Her second innings began in the late’70s with Sargam, Dulhan Wohi Jo Piya Man Bhayee and Swami. Remarkable was her performance as the Badi Bhabhi in Khubsoorat (1980), which is remembered for her unbridled dance in Piya baawari with Rekha. As the aging and harsh prostitute in Ahista Ahista (1981), hers was a layered act.
By the time she did Ghar Ghar Ki Kahani (1988), Shashikala was on the edge again. “There seemed no purpose to life. All my life I’d been breadwinner for my parents, my siblings, my husband, my children. Now everyone was well-settled. I felt lonely and hollow and quit again,” she said (DNA). She returned to her home in Pune wanting to lead a life of anonymity but the star halo preceded her.
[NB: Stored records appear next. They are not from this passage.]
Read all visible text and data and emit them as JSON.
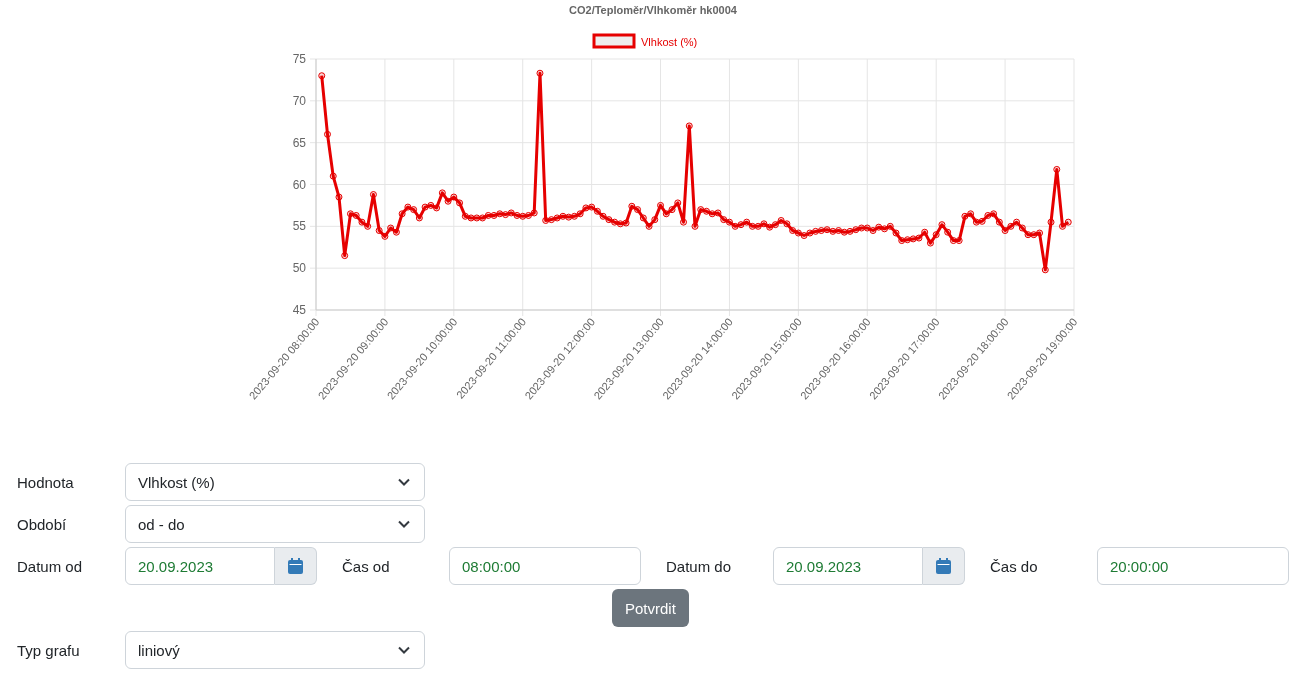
{
  "chart": {
    "chart_data": {
      "type": "line",
      "grid": true,
      "title": "CO2/Teploměr/Vlhkoměr hk0004",
      "categories": [
        "2023-09-20 08:00:00",
        null,
        null,
        null,
        null,
        null,
        null,
        null,
        null,
        null,
        null,
        null,
        "2023-09-20 09:00:00",
        null,
        null,
        null,
        null,
        null,
        null,
        null,
        null,
        null,
        null,
        null,
        "2023-09-20 10:00:00",
        null,
        null,
        null,
        null,
        null,
        null,
        null,
        null,
        null,
        null,
        null,
        "2023-09-20 11:00:00",
        null,
        null,
        null,
        null,
        null,
        null,
        null,
        null,
        null,
        null,
        null,
        "2023-09-20 12:00:00",
        null,
        null,
        null,
        null,
        null,
        null,
        null,
        null,
        null,
        null,
        null,
        "2023-09-20 13:00:00",
        null,
        null,
        null,
        null,
        null,
        null,
        null,
        null,
        null,
        null,
        null,
        "2023-09-20 14:00:00",
        null,
        null,
        null,
        null,
        null,
        null,
        null,
        null,
        null,
        null,
        null,
        "2023-09-20 15:00:00",
        null,
        null,
        null,
        null,
        null,
        null,
        null,
        null,
        null,
        null,
        null,
        "2023-09-20 16:00:00",
        null,
        null,
        null,
        null,
        null,
        null,
        null,
        null,
        null,
        null,
        null,
        "2023-09-20 17:00:00",
        null,
        null,
        null,
        null,
        null,
        null,
        null,
        null,
        null,
        null,
        null,
        "2023-09-20 18:00:00",
        null,
        null,
        null,
        null,
        null,
        null,
        null,
        null,
        null,
        null,
        null,
        "2023-09-20 19:00:00"
      ],
      "series": [
        {
          "name": "Vlhkost (%)",
          "color": "#e60000",
          "marker": "circle",
          "values": [
            null,
            73,
            66,
            61,
            58.5,
            51.5,
            56.5,
            56.3,
            55.5,
            55,
            58.8,
            54.5,
            53.8,
            54.8,
            54.3,
            56.5,
            57.3,
            57,
            56,
            57.3,
            57.5,
            57.2,
            59,
            58,
            58.5,
            57.8,
            56.2,
            56,
            56,
            56,
            56.3,
            56.3,
            56.5,
            56.4,
            56.6,
            56.3,
            56.2,
            56.3,
            56.6,
            73.3,
            55.7,
            55.8,
            56,
            56.2,
            56.1,
            56.2,
            56.5,
            57.2,
            57.3,
            56.8,
            56.2,
            55.8,
            55.5,
            55.3,
            55.4,
            57.4,
            57,
            56,
            55,
            55.8,
            57.5,
            56.5,
            57,
            57.8,
            55.5,
            67,
            55,
            57,
            56.8,
            56.5,
            56.6,
            55.8,
            55.5,
            55,
            55.2,
            55.5,
            55,
            55,
            55.3,
            54.9,
            55.2,
            55.7,
            55.3,
            54.5,
            54.2,
            53.9,
            54.2,
            54.4,
            54.5,
            54.6,
            54.4,
            54.5,
            54.3,
            54.4,
            54.6,
            54.8,
            54.8,
            54.5,
            54.9,
            54.7,
            55,
            54.2,
            53.3,
            53.4,
            53.5,
            53.6,
            54.3,
            53,
            54,
            55.2,
            54.3,
            53.3,
            53.3,
            56.2,
            56.5,
            55.5,
            55.6,
            56.3,
            56.5,
            55.5,
            54.5,
            55,
            55.5,
            54.8,
            54,
            54,
            54.2,
            49.8,
            55.5,
            61.8,
            55,
            55.5,
            null
          ]
        }
      ],
      "ylim": [
        45,
        75
      ],
      "yticks": [
        45,
        50,
        55,
        60,
        65,
        70,
        75
      ]
    }
  },
  "value_select": {
    "label": "Hodnota",
    "value": "Vlhkost (%)"
  },
  "period_select": {
    "label": "Období",
    "value": "od - do"
  },
  "range_fields": [
    {
      "kind": "date",
      "label": "Datum od",
      "value": "20.09.2023"
    },
    {
      "kind": "time",
      "label": "Čas od",
      "value": "08:00:00"
    },
    {
      "kind": "date",
      "label": "Datum do",
      "value": "20.09.2023"
    },
    {
      "kind": "time",
      "label": "Čas do",
      "value": "20:00:00"
    }
  ],
  "confirm_button": "Potvrdit",
  "chart_type_select": {
    "label": "Typ grafu",
    "value": "liniový"
  }
}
And then one day she met the renowned Mother Teresa at the airport. When the missionary saint hugged her, Shashikala felt a sense of peace. Later, she flew down to Calcutta to meet Mother again. But she could only meet Sr Agnes, Mother’s right hand.
When Shashikala insisted she wanted to work with the Missionaries of Charity, she was sent to the ashram in Pune. “Cleaning toilets, removing maggots from wounds, changing dressings, mopping the floor, I did all that,” she said (DNA).
Then she had the good fortune to meet Mother again. She revealed that ‘inner peace’ eluded her. She was then sent to Nirmal Hriday, a home for the dying. In being with the terminally ill, praying with them and helping them ease out… Shashikala found ‘peace’ and ‘forgot her past’.
Reportedly, she spent months with mentally disturbed children, who called her Babua. She worked for leprosy patients in Surat, the elderly in Goa… and other underprivileged sections. “This was my way of repenting for my sins (Cineplot),” she said.
When she returned to Mumbai, the reality of her eldest daughter Rekha suffering from cancer came as another challenge. In her last dying moments in 1993, Shashikala made her recite the Gayatri Mantra and the rosary. “Rekha’s last words coaxed by Shashikala were, ‘I forgive everyone, including you mother’. (Cineplot).”
After around spending nine years at Mother Teresa’s ashrams, Shashikala returned to the industry with the Shah Rukh Khan-starrer Baadshah, Karan Johar’s Kabhi Khushi Kabhie Gham, Jhankaar Beats, Mujhse Shaadi Karogi and Padmashree Laloo Prasad Yadav in (between 1999 -2005). She also did serials like Apnaapan, Dil Deke Dekho and Son Pari.
“I washed out the sorrow of my deprived childhood, my untimely and heavy responsibilities, the loss of my parents and the guilt of my mistake — all in one blissful touch from the Mother,” the ‘reborn’ Shashikala told The Tribune.
She received the Padma Shri in 2007, the V. Shantaram Lifetime Achievement Award in 2009. When asked why she wasn’t penning an autobiography she told DNA, “Given what a brutally frank person I am I will not be able to withhold anything. And it will end up drawing a lot of blood.”
END ON EASTER
During her last years, she lived at Wodehouse Apartments in Colaba. She was a regular at the Cathedral of the Holy Name there. However, the pandemic prevented her from visiting the church, something that distressed her. On Easter 4 April 2021, Shashikala passed away peacefully at home in the presence of her granddaughter Soniya and her great-granddaughter Shanaya.
Reportedly, she had expressed her wish to donate her organs, which wasn’t possible because of the pandemic.
But a sublime funeral service was held for her, something which would not have been possible had her body being bequeathed.
This again was one of the many happenstances in her life.